FOX31 Denver obtained a search warrant that shows detectives believe thieves may be targeting cars at the airport as part of a larger chop-shop operation.

It became sort of a joke around Ronald Chaney’s home.

“For a Christmas party someone gave me a gift of a hubcap from a Toyota as a joke,” said Chaney.

But Chaney thought what happened at Denver International Airport was more expensive than funny, telling FOX31 Denver the insurance estimate for his losses is $3,000.

Two weeks ago, thieves hit Chaney’s 2010 Prius while he was parked in one of DIA.’s parking garages.

“I went out to my car and hit the unlock button and it lit up but something didn’t look right,” said Chaney.

His car’s tires and rims were gone, and, to evade security, the criminals replaced them with ones that were nearly worthless.

“At least they replaced it with something so I didn’t have concrete blocks to come home to, so I could actually get home that day,” Chaney says.

The city’s crime map shows airport victims have filed more than 15 reports this year for stolen car parts.

The search warrant may explain why.
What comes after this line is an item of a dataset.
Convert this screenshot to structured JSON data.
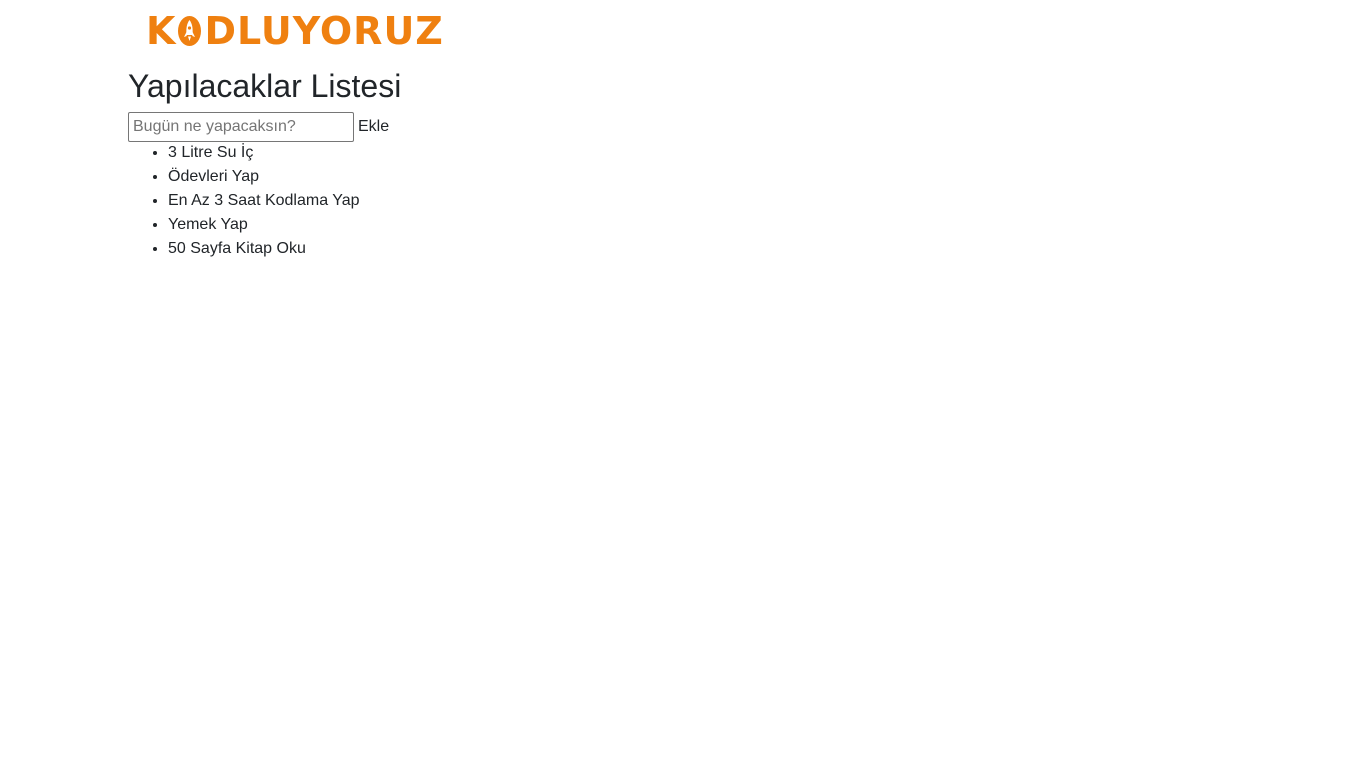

Agents from the Metro Auto Theft Task Force used it when they raided a Denver chop shop near Alameda and Lipan.

The task force granted FOX31 Denver exclusive access as they meticulously searched overhead and underground, recovering stolen vehicle parts for more than 15 victims.

According to the search warrant, detectives believe at least some of those victims had cars parked at Denver International Airport.

“You think you’re safe at the airport, especially when you pay $21 a day," Chaney says. "And then this happens."

Chaney expected more from airport security. He asked for surveillance video and was shocked when he says the airport told him the only cameras for garages are those used to record license plates.

According to a statement release by DIA officials, more than four million cars park at the airport every year. When that number is compared with reported crimes there are few problems, making parking at DIA extremely safe.

The airport reported no auto thefts in 2011. Because investigators can’t discuss specifics of the search warrant, it is unclear why the search warrant shows several vehicles were stolen from the airport.

DIA has security patrol the parking lot and police on duty 24 hours a day, seven days a week.